** Work order **
Give the count of lines in the entries below that contain the string "edad", and only that count.
***** Data for review *****
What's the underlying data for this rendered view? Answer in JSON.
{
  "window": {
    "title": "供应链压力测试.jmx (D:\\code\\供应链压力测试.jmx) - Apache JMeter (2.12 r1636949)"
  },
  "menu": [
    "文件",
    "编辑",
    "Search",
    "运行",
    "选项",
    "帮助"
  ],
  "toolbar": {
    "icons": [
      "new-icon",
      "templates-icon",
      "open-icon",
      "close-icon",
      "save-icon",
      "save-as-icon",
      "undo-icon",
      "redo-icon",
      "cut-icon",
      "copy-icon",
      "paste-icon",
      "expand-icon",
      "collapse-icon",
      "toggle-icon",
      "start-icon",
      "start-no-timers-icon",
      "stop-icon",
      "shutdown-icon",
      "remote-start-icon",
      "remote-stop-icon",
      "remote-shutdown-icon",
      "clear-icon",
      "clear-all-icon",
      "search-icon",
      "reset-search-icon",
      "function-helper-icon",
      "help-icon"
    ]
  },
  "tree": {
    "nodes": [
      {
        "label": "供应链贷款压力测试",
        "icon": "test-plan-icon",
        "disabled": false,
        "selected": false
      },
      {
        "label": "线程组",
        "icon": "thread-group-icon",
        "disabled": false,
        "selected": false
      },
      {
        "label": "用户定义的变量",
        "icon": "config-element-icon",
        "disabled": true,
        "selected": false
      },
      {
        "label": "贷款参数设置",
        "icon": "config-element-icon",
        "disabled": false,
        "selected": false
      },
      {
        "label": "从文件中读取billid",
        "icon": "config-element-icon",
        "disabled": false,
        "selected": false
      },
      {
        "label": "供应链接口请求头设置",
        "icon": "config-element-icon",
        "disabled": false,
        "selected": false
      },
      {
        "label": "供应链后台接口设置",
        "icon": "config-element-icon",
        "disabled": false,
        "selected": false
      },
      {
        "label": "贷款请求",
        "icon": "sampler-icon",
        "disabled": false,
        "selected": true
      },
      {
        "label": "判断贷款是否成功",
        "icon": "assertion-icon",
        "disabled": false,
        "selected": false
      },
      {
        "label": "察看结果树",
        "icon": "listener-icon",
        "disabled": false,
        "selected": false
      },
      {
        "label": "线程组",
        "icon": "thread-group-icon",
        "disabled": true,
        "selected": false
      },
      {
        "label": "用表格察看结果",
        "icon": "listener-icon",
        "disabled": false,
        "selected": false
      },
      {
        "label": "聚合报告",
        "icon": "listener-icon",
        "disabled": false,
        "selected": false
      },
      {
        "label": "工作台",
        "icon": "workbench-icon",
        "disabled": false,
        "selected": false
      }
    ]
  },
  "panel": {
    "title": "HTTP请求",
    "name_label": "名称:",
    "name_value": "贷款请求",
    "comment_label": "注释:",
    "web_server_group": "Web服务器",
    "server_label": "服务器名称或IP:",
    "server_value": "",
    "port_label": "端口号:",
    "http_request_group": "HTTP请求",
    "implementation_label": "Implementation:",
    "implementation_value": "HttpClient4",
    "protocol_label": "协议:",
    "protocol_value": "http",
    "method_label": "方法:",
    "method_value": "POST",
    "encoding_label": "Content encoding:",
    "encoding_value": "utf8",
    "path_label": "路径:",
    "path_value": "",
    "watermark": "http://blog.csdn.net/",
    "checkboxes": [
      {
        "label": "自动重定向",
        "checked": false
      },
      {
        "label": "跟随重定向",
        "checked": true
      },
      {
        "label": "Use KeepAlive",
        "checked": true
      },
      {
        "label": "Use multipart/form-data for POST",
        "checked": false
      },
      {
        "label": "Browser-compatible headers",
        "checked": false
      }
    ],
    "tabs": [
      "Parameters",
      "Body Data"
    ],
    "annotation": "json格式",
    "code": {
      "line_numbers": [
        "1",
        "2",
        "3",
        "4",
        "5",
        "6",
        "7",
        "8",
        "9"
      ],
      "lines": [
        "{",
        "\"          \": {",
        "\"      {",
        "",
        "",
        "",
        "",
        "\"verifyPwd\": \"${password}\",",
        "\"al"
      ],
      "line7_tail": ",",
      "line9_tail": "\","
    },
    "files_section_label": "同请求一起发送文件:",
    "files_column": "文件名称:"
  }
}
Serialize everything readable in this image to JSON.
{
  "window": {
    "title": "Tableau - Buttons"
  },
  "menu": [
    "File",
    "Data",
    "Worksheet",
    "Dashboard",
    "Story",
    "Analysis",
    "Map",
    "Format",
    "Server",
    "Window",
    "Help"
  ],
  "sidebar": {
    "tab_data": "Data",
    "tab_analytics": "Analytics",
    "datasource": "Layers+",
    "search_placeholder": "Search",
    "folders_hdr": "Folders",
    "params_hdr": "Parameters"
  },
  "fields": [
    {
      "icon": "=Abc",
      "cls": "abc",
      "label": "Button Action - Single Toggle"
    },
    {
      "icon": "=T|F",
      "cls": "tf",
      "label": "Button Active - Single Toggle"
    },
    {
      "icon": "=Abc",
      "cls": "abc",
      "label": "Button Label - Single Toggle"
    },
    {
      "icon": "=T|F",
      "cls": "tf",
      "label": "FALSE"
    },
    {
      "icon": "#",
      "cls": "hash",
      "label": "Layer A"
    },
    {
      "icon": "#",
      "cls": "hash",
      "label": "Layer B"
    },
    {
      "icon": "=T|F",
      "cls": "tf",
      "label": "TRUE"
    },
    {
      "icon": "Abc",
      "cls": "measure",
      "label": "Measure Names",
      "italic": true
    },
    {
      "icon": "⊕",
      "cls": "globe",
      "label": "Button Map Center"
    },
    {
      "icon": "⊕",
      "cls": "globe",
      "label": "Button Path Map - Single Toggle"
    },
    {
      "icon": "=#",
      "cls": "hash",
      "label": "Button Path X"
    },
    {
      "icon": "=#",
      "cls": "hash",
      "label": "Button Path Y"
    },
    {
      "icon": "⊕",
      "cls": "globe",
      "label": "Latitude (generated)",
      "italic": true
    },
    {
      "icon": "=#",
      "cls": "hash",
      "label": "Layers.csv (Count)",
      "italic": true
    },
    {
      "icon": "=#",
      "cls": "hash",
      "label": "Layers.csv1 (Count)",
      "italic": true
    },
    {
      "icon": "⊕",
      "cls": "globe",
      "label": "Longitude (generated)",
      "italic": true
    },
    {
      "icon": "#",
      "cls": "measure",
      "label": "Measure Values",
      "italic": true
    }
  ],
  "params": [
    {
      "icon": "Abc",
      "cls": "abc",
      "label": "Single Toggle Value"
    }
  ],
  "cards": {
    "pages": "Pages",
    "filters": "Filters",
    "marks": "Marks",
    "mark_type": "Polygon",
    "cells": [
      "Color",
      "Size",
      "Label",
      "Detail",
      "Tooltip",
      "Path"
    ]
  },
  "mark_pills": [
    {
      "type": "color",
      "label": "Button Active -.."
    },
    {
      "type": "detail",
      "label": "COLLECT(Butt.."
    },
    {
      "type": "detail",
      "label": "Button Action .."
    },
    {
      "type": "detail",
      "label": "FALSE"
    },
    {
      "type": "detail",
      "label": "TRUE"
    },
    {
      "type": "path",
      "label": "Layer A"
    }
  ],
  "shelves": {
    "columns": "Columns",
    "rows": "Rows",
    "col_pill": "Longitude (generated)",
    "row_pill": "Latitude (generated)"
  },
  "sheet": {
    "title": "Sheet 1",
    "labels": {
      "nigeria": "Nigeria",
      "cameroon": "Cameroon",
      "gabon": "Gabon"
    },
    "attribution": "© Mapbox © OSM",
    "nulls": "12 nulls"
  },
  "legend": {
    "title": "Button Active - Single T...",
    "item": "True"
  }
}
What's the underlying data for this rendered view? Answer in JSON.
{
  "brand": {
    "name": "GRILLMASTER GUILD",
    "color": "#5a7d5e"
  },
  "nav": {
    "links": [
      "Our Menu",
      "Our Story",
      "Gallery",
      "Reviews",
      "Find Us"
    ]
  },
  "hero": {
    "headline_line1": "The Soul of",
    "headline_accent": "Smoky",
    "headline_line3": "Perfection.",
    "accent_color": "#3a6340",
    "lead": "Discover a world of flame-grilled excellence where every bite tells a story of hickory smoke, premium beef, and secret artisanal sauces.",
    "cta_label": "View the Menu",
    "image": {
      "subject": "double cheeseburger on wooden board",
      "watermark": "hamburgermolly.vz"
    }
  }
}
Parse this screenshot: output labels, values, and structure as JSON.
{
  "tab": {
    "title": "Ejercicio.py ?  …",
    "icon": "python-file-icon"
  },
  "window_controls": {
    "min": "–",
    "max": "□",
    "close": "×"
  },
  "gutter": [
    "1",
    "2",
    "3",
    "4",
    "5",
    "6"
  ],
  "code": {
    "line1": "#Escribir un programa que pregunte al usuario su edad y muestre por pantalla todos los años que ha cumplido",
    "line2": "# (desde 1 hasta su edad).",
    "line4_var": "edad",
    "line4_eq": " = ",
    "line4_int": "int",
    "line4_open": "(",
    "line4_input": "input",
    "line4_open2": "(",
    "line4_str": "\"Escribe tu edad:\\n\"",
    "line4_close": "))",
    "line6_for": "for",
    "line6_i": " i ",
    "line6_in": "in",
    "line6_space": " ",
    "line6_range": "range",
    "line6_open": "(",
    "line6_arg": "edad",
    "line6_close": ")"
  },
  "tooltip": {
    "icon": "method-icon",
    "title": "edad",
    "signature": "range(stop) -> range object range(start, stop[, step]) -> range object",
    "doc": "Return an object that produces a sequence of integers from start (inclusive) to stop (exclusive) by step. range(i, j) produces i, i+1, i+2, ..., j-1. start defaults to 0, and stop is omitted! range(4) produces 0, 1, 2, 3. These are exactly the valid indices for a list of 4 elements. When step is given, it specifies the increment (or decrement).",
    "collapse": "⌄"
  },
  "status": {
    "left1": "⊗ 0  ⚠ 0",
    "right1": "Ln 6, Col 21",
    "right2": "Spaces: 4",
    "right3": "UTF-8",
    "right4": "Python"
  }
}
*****
** Expected output **
6